TASK STATEMENT
Could you reproduce all of the records exactly?

App and web page records
-------

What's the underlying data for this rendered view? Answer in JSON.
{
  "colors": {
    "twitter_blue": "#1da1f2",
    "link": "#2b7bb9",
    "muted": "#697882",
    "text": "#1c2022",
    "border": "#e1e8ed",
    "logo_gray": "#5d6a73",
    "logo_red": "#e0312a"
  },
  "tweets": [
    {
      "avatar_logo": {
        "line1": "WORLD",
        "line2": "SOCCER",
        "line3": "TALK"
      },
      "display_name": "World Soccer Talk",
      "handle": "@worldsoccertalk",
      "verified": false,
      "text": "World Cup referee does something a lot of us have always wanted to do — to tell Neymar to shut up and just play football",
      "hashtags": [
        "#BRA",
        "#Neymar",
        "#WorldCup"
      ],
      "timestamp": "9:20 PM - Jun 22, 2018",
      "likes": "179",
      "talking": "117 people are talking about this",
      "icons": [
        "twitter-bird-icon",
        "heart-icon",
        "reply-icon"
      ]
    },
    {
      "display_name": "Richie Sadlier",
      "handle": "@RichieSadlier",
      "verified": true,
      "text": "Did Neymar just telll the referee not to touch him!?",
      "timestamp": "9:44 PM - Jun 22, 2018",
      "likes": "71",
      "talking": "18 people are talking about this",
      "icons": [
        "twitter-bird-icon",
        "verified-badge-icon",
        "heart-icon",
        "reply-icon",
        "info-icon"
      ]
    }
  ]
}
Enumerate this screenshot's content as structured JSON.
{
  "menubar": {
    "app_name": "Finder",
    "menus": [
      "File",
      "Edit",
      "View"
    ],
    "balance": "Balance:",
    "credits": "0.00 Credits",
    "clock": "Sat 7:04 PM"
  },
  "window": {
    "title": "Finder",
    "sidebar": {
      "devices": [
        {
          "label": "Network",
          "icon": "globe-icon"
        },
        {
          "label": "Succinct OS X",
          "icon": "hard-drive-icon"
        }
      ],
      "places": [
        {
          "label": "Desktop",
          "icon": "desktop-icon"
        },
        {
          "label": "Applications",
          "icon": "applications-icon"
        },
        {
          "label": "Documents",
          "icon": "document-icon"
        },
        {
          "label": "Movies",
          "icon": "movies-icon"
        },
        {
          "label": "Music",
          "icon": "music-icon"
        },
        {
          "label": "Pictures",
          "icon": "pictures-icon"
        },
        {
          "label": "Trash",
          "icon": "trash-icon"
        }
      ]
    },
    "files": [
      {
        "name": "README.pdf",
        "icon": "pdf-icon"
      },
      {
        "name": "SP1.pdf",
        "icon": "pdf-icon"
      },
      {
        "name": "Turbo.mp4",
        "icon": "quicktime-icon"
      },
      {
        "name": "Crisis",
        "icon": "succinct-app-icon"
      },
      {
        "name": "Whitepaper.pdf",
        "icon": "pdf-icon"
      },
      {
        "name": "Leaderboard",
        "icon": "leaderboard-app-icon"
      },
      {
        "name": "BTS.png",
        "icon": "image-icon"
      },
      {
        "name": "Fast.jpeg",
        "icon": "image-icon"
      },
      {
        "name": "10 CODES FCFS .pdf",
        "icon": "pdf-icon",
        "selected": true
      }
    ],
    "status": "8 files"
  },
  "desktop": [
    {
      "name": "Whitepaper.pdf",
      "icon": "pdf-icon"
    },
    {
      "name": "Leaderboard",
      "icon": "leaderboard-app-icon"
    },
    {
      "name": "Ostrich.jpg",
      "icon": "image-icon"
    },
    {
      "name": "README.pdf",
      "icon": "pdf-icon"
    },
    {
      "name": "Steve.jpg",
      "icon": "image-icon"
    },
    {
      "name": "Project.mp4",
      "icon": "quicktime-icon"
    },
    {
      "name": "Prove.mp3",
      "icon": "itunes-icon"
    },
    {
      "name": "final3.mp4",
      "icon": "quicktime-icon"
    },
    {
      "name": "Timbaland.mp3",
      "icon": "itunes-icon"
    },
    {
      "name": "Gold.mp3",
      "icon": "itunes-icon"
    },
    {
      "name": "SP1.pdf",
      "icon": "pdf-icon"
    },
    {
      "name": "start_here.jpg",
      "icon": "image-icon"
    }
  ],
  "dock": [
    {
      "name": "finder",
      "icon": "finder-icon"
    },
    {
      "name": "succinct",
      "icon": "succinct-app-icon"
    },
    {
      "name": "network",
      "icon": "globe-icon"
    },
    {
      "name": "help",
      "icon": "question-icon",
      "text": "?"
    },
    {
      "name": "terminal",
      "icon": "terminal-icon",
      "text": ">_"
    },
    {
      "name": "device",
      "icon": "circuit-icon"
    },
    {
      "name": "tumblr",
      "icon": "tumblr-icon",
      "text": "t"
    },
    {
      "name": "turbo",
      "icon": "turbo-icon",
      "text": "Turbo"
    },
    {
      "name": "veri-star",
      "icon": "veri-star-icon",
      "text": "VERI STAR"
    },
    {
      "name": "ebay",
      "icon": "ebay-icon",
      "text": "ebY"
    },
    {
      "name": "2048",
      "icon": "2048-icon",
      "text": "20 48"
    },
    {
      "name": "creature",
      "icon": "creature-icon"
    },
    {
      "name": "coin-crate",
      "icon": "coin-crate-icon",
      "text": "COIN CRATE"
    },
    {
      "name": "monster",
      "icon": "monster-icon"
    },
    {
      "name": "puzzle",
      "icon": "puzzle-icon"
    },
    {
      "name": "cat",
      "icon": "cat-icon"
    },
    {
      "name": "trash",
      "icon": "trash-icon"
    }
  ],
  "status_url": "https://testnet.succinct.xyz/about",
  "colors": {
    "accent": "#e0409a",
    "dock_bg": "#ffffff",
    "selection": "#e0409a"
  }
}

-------

ANSWER TO THIS EXERCISE
What's the underlying data for this rendered view? Answer in JSON.
{
  "colors": {
    "twitter_blue": "#1da1f2",
    "link": "#2b7bb9",
    "muted": "#697882",
    "text": "#1c2022",
    "border": "#e1e8ed",
    "logo_gray": "#5d6a73",
    "logo_red": "#e0312a"
  },
  "tweets": [
    {
      "avatar_logo": {
        "line1": "WORLD",
        "line2": "SOCCER",
        "line3": "TALK"
      },
      "display_name": "World Soccer Talk",
      "handle": "@worldsoccertalk",
      "verified": false,
      "text": "World Cup referee does something a lot of us have always wanted to do — to tell Neymar to shut up and just play football",
      "hashtags": [
        "#BRA",
        "#Neymar",
        "#WorldCup"
      ],
      "timestamp": "9:20 PM - Jun 22, 2018",
      "likes": "179",
      "talking": "117 people are talking about this",
      "icons": [
        "twitter-bird-icon",
        "heart-icon",
        "reply-icon"
      ]
    },
    {
      "display_name": "Richie Sadlier",
      "handle": "@RichieSadlier",
      "verified": true,
      "text": "Did Neymar just telll the referee not to touch him!?",
      "timestamp": "9:44 PM - Jun 22, 2018",
      "likes": "71",
      "talking": "18 people are talking about this",
      "icons": [
        "twitter-bird-icon",
        "verified-badge-icon",
        "heart-icon",
        "reply-icon",
        "info-icon"
      ]
    }
  ]
}
Enumerate this screenshot's content as structured JSON.
{
  "menubar": {
    "app_name": "Finder",
    "menus": [
      "File",
      "Edit",
      "View"
    ],
    "balance": "Balance:",
    "credits": "0.00 Credits",
    "clock": "Sat 7:04 PM"
  },
  "window": {
    "title": "Finder",
    "sidebar": {
      "devices": [
        {
          "label": "Network",
          "icon": "globe-icon"
        },
        {
          "label": "Succinct OS X",
          "icon": "hard-drive-icon"
        }
      ],
      "places": [
        {
          "label": "Desktop",
          "icon": "desktop-icon"
        },
        {
          "label": "Applications",
          "icon": "applications-icon"
        },
        {
          "label": "Documents",
          "icon": "document-icon"
        },
        {
          "label": "Movies",
          "icon": "movies-icon"
        },
        {
          "label": "Music",
          "icon": "music-icon"
        },
        {
          "label": "Pictures",
          "icon": "pictures-icon"
        },
        {
          "label": "Trash",
          "icon": "trash-icon"
        }
      ]
    },
    "files": [
      {
        "name": "README.pdf",
        "icon": "pdf-icon"
      },
      {
        "name": "SP1.pdf",
        "icon": "pdf-icon"
      },
      {
        "name": "Turbo.mp4",
        "icon": "quicktime-icon"
      },
      {
        "name": "Crisis",
        "icon": "succinct-app-icon"
      },
      {
        "name": "Whitepaper.pdf",
        "icon": "pdf-icon"
      },
      {
        "name": "Leaderboard",
        "icon": "leaderboard-app-icon"
      },
      {
        "name": "BTS.png",
        "icon": "image-icon"
      },
      {
        "name": "Fast.jpeg",
        "icon": "image-icon"
      },
      {
        "name": "10 CODES FCFS .pdf",
        "icon": "pdf-icon",
        "selected": true
      }
    ],
    "status": "8 files"
  },
  "desktop": [
    {
      "name": "Whitepaper.pdf",
      "icon": "pdf-icon"
    },
    {
      "name": "Leaderboard",
      "icon": "leaderboard-app-icon"
    },
    {
      "name": "Ostrich.jpg",
      "icon": "image-icon"
    },
    {
      "name": "README.pdf",
      "icon": "pdf-icon"
    },
    {
      "name": "Steve.jpg",
      "icon": "image-icon"
    },
    {
      "name": "Project.mp4",
      "icon": "quicktime-icon"
    },
    {
      "name": "Prove.mp3",
      "icon": "itunes-icon"
    },
    {
      "name": "final3.mp4",
      "icon": "quicktime-icon"
    },
    {
      "name": "Timbaland.mp3",
      "icon": "itunes-icon"
    },
    {
      "name": "Gold.mp3",
      "icon": "itunes-icon"
    },
    {
      "name": "SP1.pdf",
      "icon": "pdf-icon"
    },
    {
      "name": "start_here.jpg",
      "icon": "image-icon"
    }
  ],
  "dock": [
    {
      "name": "finder",
      "icon": "finder-icon"
    },
    {
      "name": "succinct",
      "icon": "succinct-app-icon"
    },
    {
      "name": "network",
      "icon": "globe-icon"
    },
    {
      "name": "help",
      "icon": "question-icon",
      "text": "?"
    },
    {
      "name": "terminal",
      "icon": "terminal-icon",
      "text": ">_"
    },
    {
      "name": "device",
      "icon": "circuit-icon"
    },
    {
      "name": "tumblr",
      "icon": "tumblr-icon",
      "text": "t"
    },
    {
      "name": "turbo",
      "icon": "turbo-icon",
      "text": "Turbo"
    },
    {
      "name": "veri-star",
      "icon": "veri-star-icon",
      "text": "VERI STAR"
    },
    {
      "name": "ebay",
      "icon": "ebay-icon",
      "text": "ebY"
    },
    {
      "name": "2048",
      "icon": "2048-icon",
      "text": "20 48"
    },
    {
      "name": "creature",
      "icon": "creature-icon"
    },
    {
      "name": "coin-crate",
      "icon": "coin-crate-icon",
      "text": "COIN CRATE"
    },
    {
      "name": "monster",
      "icon": "monster-icon"
    },
    {
      "name": "puzzle",
      "icon": "puzzle-icon"
    },
    {
      "name": "cat",
      "icon": "cat-icon"
    },
    {
      "name": "trash",
      "icon": "trash-icon"
    }
  ],
  "status_url": "https://testnet.succinct.xyz/about",
  "colors": {
    "accent": "#e0409a",
    "dock_bg": "#ffffff",
    "selection": "#e0409a"
  }
}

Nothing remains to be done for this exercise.